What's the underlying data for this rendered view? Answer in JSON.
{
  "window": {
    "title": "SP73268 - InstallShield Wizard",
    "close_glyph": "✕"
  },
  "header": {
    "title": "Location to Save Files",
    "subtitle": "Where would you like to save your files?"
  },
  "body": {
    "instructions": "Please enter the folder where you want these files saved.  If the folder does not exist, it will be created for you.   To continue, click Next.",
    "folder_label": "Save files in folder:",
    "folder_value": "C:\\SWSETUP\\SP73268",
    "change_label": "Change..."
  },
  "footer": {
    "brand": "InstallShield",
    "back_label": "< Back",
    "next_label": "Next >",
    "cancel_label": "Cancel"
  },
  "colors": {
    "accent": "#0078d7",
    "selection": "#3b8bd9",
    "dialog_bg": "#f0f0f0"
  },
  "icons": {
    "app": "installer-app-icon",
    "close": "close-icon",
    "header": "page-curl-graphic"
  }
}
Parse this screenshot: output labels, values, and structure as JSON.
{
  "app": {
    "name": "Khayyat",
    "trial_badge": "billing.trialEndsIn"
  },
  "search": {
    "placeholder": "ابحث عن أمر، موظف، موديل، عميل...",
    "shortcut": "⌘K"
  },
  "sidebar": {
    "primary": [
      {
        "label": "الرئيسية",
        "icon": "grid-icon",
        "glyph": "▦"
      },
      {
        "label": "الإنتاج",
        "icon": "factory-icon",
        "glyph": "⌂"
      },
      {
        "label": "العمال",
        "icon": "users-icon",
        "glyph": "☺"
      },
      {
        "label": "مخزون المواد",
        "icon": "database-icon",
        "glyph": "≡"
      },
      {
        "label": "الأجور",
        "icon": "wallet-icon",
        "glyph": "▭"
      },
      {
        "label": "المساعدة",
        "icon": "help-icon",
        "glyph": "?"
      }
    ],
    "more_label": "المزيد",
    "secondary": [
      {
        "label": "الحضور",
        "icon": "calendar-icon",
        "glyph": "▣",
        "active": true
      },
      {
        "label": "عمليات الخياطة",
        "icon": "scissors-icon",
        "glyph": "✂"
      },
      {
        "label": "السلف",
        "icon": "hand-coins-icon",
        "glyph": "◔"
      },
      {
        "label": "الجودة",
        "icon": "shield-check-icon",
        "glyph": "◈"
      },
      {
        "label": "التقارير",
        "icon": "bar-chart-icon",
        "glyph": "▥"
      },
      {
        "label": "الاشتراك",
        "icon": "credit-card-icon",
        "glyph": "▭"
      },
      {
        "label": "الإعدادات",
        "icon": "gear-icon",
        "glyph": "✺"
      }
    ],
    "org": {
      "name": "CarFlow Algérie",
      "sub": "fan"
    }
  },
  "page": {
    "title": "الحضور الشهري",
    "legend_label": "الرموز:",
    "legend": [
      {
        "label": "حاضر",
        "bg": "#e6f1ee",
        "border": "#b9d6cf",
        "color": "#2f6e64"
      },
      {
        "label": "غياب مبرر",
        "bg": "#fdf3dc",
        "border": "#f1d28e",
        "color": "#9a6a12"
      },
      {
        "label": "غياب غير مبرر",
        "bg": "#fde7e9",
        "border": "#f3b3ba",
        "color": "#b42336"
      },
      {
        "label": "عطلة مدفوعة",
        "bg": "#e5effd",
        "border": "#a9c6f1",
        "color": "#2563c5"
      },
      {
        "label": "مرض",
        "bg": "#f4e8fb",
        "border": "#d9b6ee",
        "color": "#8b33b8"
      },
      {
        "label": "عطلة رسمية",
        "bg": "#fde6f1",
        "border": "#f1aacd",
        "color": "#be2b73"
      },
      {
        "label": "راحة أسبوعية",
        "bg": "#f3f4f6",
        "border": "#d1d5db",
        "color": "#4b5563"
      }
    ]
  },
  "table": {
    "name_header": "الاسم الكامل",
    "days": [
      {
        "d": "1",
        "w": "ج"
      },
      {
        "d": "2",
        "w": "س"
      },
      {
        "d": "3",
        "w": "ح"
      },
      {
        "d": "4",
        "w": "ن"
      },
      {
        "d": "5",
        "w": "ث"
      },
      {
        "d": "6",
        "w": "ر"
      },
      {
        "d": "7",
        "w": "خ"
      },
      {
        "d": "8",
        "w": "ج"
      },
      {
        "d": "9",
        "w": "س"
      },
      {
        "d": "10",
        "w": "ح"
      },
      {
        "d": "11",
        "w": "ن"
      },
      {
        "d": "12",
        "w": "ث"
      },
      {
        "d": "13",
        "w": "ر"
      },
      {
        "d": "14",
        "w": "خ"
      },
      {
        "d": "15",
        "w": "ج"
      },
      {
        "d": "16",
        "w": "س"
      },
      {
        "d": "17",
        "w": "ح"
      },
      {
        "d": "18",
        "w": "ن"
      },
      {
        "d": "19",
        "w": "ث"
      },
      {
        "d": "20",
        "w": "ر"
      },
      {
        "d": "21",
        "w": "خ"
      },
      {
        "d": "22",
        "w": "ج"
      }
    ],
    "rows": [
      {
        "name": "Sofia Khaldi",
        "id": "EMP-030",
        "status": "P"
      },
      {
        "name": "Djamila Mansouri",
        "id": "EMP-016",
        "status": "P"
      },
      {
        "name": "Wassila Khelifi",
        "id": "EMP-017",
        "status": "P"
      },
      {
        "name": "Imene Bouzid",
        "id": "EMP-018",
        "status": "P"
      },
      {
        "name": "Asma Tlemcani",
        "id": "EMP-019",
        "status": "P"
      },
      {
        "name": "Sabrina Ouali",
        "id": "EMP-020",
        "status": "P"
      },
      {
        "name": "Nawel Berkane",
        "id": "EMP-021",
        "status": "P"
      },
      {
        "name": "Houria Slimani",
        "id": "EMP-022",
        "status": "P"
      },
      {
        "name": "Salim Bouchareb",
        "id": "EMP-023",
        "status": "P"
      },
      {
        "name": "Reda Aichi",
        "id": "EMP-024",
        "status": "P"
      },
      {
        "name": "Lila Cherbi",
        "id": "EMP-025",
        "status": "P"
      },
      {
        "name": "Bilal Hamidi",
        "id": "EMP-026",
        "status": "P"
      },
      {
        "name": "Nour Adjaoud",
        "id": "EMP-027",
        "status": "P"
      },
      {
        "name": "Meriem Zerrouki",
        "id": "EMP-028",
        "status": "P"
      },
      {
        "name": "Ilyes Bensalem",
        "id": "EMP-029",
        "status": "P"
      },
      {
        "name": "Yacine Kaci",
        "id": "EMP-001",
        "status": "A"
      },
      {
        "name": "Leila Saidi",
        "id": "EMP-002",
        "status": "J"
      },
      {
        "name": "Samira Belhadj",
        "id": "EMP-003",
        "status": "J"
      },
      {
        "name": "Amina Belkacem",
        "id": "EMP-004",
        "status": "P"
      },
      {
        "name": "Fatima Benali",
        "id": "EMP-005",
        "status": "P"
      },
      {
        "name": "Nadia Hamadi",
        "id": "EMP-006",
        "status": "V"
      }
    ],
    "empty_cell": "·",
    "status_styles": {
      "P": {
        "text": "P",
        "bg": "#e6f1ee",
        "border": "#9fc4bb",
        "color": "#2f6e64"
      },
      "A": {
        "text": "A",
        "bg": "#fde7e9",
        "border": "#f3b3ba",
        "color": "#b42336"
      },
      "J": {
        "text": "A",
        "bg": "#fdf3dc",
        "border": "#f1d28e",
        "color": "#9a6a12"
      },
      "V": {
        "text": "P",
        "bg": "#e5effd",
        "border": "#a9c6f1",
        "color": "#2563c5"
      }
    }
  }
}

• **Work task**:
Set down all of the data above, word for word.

• **Result**:
What's the underlying data for this rendered view? Answer in JSON.
{
  "window": {
    "title": "SP73268 - InstallShield Wizard",
    "close_glyph": "✕"
  },
  "header": {
    "title": "Location to Save Files",
    "subtitle": "Where would you like to save your files?"
  },
  "body": {
    "instructions": "Please enter the folder where you want these files saved.  If the folder does not exist, it will be created for you.   To continue, click Next.",
    "folder_label": "Save files in folder:",
    "folder_value": "C:\\SWSETUP\\SP73268",
    "change_label": "Change..."
  },
  "footer": {
    "brand": "InstallShield",
    "back_label": "< Back",
    "next_label": "Next >",
    "cancel_label": "Cancel"
  },
  "colors": {
    "accent": "#0078d7",
    "selection": "#3b8bd9",
    "dialog_bg": "#f0f0f0"
  },
  "icons": {
    "app": "installer-app-icon",
    "close": "close-icon",
    "header": "page-curl-graphic"
  }
}
Parse this screenshot: output labels, values, and structure as JSON.
{
  "app": {
    "name": "Khayyat",
    "trial_badge": "billing.trialEndsIn"
  },
  "search": {
    "placeholder": "ابحث عن أمر، موظف، موديل، عميل...",
    "shortcut": "⌘K"
  },
  "sidebar": {
    "primary": [
      {
        "label": "الرئيسية",
        "icon": "grid-icon",
        "glyph": "▦"
      },
      {
        "label": "الإنتاج",
        "icon": "factory-icon",
        "glyph": "⌂"
      },
      {
        "label": "العمال",
        "icon": "users-icon",
        "glyph": "☺"
      },
      {
        "label": "مخزون المواد",
        "icon": "database-icon",
        "glyph": "≡"
      },
      {
        "label": "الأجور",
        "icon": "wallet-icon",
        "glyph": "▭"
      },
      {
        "label": "المساعدة",
        "icon": "help-icon",
        "glyph": "?"
      }
    ],
    "more_label": "المزيد",
    "secondary": [
      {
        "label": "الحضور",
        "icon": "calendar-icon",
        "glyph": "▣",
        "active": true
      },
      {
        "label": "عمليات الخياطة",
        "icon": "scissors-icon",
        "glyph": "✂"
      },
      {
        "label": "السلف",
        "icon": "hand-coins-icon",
        "glyph": "◔"
      },
      {
        "label": "الجودة",
        "icon": "shield-check-icon",
        "glyph": "◈"
      },
      {
        "label": "التقارير",
        "icon": "bar-chart-icon",
        "glyph": "▥"
      },
      {
        "label": "الاشتراك",
        "icon": "credit-card-icon",
        "glyph": "▭"
      },
      {
        "label": "الإعدادات",
        "icon": "gear-icon",
        "glyph": "✺"
      }
    ],
    "org": {
      "name": "CarFlow Algérie",
      "sub": "fan"
    }
  },
  "page": {
    "title": "الحضور الشهري",
    "legend_label": "الرموز:",
    "legend": [
      {
        "label": "حاضر",
        "bg": "#e6f1ee",
        "border": "#b9d6cf",
        "color": "#2f6e64"
      },
      {
        "label": "غياب مبرر",
        "bg": "#fdf3dc",
        "border": "#f1d28e",
        "color": "#9a6a12"
      },
      {
        "label": "غياب غير مبرر",
        "bg": "#fde7e9",
        "border": "#f3b3ba",
        "color": "#b42336"
      },
      {
        "label": "عطلة مدفوعة",
        "bg": "#e5effd",
        "border": "#a9c6f1",
        "color": "#2563c5"
      },
      {
        "label": "مرض",
        "bg": "#f4e8fb",
        "border": "#d9b6ee",
        "color": "#8b33b8"
      },
      {
        "label": "عطلة رسمية",
        "bg": "#fde6f1",
        "border": "#f1aacd",
        "color": "#be2b73"
      },
      {
        "label": "راحة أسبوعية",
        "bg": "#f3f4f6",
        "border": "#d1d5db",
        "color": "#4b5563"
      }
    ]
  },
  "table": {
    "name_header": "الاسم الكامل",
    "days": [
      {
        "d": "1",
        "w": "ج"
      },
      {
        "d": "2",
        "w": "س"
      },
      {
        "d": "3",
        "w": "ح"
      },
      {
        "d": "4",
        "w": "ن"
      },
      {
        "d": "5",
        "w": "ث"
      },
      {
        "d": "6",
        "w": "ر"
      },
      {
        "d": "7",
        "w": "خ"
      },
      {
        "d": "8",
        "w": "ج"
      },
      {
        "d": "9",
        "w": "س"
      },
      {
        "d": "10",
        "w": "ح"
      },
      {
        "d": "11",
        "w": "ن"
      },
      {
        "d": "12",
        "w": "ث"
      },
      {
        "d": "13",
        "w": "ر"
      },
      {
        "d": "14",
        "w": "خ"
      },
      {
        "d": "15",
        "w": "ج"
      },
      {
        "d": "16",
        "w": "س"
      },
      {
        "d": "17",
        "w": "ح"
      },
      {
        "d": "18",
        "w": "ن"
      },
      {
        "d": "19",
        "w": "ث"
      },
      {
        "d": "20",
        "w": "ر"
      },
      {
        "d": "21",
        "w": "خ"
      },
      {
        "d": "22",
        "w": "ج"
      }
    ],
    "rows": [
      {
        "name": "Sofia Khaldi",
        "id": "EMP-030",
        "status": "P"
      },
      {
        "name": "Djamila Mansouri",
        "id": "EMP-016",
        "status": "P"
      },
      {
        "name": "Wassila Khelifi",
        "id": "EMP-017",
        "status": "P"
      },
      {
        "name": "Imene Bouzid",
        "id": "EMP-018",
        "status": "P"
      },
      {
        "name": "Asma Tlemcani",
        "id": "EMP-019",
        "status": "P"
      },
      {
        "name": "Sabrina Ouali",
        "id": "EMP-020",
        "status": "P"
      },
      {
        "name": "Nawel Berkane",
        "id": "EMP-021",
        "status": "P"
      },
      {
        "name": "Houria Slimani",
        "id": "EMP-022",
        "status": "P"
      },
      {
        "name": "Salim Bouchareb",
        "id": "EMP-023",
        "status": "P"
      },
      {
        "name": "Reda Aichi",
        "id": "EMP-024",
        "status": "P"
      },
      {
        "name": "Lila Cherbi",
        "id": "EMP-025",
        "status": "P"
      },
      {
        "name": "Bilal Hamidi",
        "id": "EMP-026",
        "status": "P"
      },
      {
        "name": "Nour Adjaoud",
        "id": "EMP-027",
        "status": "P"
      },
      {
        "name": "Meriem Zerrouki",
        "id": "EMP-028",
        "status": "P"
      },
      {
        "name": "Ilyes Bensalem",
        "id": "EMP-029",
        "status": "P"
      },
      {
        "name": "Yacine Kaci",
        "id": "EMP-001",
        "status": "A"
      },
      {
        "name": "Leila Saidi",
        "id": "EMP-002",
        "status": "J"
      },
      {
        "name": "Samira Belhadj",
        "id": "EMP-003",
        "status": "J"
      },
      {
        "name": "Amina Belkacem",
        "id": "EMP-004",
        "status": "P"
      },
      {
        "name": "Fatima Benali",
        "id": "EMP-005",
        "status": "P"
      },
      {
        "name": "Nadia Hamadi",
        "id": "EMP-006",
        "status": "V"
      }
    ],
    "empty_cell": "·",
    "status_styles": {
      "P": {
        "text": "P",
        "bg": "#e6f1ee",
        "border": "#9fc4bb",
        "color": "#2f6e64"
      },
      "A": {
        "text": "A",
        "bg": "#fde7e9",
        "border": "#f3b3ba",
        "color": "#b42336"
      },
      "J": {
        "text": "A",
        "bg": "#fdf3dc",
        "border": "#f1d28e",
        "color": "#9a6a12"
      },
      "V": {
        "text": "P",
        "bg": "#e5effd",
        "border": "#a9c6f1",
        "color": "#2563c5"
      }
    }
  }
}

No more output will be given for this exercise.